Opron’s career was by most accounts illustrious – having enjoyed an early stint at Simca (1958 – 1960), it would encompass lead design roles at both Citroën (1962 – 1974) and Renault (1975 – 1984), in addition to some fruitful later work as a freelancer for centro stile FIAT in the late 1980s/ early 1990s. However, his legacy, especially at the latter two more storied French carmakers, was abruptly truncated – in the former case by his flat refusal to work under Peugeot, and in the latter it would appear, by internal politics.
Creatively speaking, his decade-long stint at Citroën was probably a career highlight, overseeing the facelifted DS of 1967 (a truly daunting task for any young designer), albeit one which had been initiated by his predecessor, Flaminio Bertoni, prior to his death in 1964. The trio of groundbreaking SM, GS and CX models which followed from 1970 – 1974 were largely responsible for the codification of Citroën design throughout the following two decades.
It has been stated that the primary reason Opron was viewed as a desirable appointment by Renault was Billancourt Management’s keenness to secure the services of the CX’s creative overseer – the feeling being that the Gaston Juchet helmed R30 was not entirely the luxury saloon Renault felt it needed. And while Opron’s tenure at Renault amounted to something of a mixed bag in creative terms, the R25 he delivered in 1984 certainly can be said to have been an appropriate riposte.
It could equally be asserted that both Citroën and Renault’s design quality suffered following Opron’s respective departures – that of Renault’s only recovering in the wake of Patrick le Quément’s appointment in 1987, whereas at Vélizy, it’s quite plausible to suggest it has never quite recovered – although how much of this is down to stylistic leadership alone remains a point of debate.
Opron’s qualities as stylistic overseer remain a matter of debate – (Jean Giret latterly describing him as the best senior designer he worked under); but what is inconvertible is that during his tenure, he not only bolstered Citroën’s design strength, but proposed a far-seeing proposal to set up a North American design studio for Renault, during their ill-fated alliance with AMC. He also seemed content to accord his colleagues their due – unlike many contemporaries of his seniority, who to this day assert stylistic ownership of designs for which they never drew a line.
A modest and cultured man then, and one who despite a growing recognition – especially from within double chevron enthusiast circles, remains something of an outlier in automotive design terms. Judging from his biography, it’s unlikely he was particularly interested in fame, or its trappings, living out his time since retirement (he officially retired in 1992) in the house he designed in Antony, Hauts-de-Seine. Nevertheless, both his creative palmarès and his legacy to the art of car design deserve wider recognition.

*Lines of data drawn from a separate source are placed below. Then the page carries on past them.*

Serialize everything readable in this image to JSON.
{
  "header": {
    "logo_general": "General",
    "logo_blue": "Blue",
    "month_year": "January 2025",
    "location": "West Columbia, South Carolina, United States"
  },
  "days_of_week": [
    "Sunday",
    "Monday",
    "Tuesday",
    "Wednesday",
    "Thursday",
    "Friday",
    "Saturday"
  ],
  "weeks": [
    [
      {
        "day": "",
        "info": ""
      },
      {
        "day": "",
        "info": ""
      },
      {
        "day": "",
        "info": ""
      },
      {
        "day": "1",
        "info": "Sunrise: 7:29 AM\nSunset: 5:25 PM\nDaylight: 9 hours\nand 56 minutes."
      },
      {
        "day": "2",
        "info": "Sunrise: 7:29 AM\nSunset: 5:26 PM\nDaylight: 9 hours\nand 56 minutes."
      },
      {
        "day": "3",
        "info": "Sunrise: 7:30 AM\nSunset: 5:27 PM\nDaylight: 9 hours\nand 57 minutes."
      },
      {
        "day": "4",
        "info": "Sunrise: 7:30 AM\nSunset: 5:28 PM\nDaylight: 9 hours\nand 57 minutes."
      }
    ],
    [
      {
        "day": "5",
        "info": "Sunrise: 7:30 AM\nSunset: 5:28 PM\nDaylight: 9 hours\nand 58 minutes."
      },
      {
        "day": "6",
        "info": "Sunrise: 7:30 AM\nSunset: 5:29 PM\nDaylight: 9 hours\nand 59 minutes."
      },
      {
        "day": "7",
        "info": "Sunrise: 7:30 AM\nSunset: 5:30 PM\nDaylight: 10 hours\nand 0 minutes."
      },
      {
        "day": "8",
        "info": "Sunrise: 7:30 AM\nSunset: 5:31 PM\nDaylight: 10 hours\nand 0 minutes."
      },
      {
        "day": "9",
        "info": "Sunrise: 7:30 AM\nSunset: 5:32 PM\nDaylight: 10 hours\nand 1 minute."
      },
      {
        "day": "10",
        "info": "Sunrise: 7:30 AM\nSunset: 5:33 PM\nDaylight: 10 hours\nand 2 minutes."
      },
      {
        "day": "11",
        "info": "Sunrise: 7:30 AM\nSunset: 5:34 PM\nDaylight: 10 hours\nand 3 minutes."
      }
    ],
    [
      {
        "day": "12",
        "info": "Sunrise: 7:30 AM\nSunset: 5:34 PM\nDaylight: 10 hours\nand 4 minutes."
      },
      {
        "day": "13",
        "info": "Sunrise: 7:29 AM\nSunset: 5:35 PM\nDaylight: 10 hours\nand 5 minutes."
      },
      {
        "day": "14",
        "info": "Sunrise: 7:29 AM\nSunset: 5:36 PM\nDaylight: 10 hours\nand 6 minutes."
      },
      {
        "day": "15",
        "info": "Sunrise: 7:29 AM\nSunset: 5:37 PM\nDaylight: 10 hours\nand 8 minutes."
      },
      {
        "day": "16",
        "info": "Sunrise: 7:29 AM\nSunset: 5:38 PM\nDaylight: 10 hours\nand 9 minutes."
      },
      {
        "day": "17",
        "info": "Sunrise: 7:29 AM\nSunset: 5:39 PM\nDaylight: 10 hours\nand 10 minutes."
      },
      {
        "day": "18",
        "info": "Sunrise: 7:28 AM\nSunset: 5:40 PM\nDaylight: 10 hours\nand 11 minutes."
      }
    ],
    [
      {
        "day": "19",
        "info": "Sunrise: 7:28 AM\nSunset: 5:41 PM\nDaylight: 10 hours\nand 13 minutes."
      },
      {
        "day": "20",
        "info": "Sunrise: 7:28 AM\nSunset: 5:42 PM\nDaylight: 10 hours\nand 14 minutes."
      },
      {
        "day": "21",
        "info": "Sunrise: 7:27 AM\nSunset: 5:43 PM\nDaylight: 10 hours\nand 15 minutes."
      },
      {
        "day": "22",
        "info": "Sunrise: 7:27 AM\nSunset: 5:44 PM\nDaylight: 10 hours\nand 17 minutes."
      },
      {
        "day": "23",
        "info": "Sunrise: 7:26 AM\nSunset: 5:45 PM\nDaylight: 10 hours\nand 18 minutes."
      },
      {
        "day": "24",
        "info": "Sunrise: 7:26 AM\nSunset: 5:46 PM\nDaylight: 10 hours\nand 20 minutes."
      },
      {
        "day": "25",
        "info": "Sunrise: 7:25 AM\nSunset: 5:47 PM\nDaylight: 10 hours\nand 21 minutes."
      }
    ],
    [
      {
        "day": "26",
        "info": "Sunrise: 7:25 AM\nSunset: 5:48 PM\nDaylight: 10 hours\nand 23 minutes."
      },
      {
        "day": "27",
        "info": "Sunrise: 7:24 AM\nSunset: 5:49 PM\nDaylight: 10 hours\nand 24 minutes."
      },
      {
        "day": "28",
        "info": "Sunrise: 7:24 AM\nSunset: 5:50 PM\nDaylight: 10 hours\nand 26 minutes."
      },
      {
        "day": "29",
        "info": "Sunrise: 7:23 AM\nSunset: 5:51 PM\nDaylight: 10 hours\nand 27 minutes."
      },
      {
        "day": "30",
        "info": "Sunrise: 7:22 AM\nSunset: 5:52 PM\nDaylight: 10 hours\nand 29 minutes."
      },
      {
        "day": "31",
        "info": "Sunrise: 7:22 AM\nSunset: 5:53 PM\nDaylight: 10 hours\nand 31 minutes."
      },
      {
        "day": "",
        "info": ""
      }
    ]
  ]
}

A good start would be L’Automobile et l’Art by Peter J. Piljman, which covers his career in lavishly presented book form, a publication which received a thorough review here. An equally well crafted overview of Opron’s futuristic 1959 Fulgar concept for Simca is recommended reading here.
Robert Opron: February 1932 – March 2021. RIP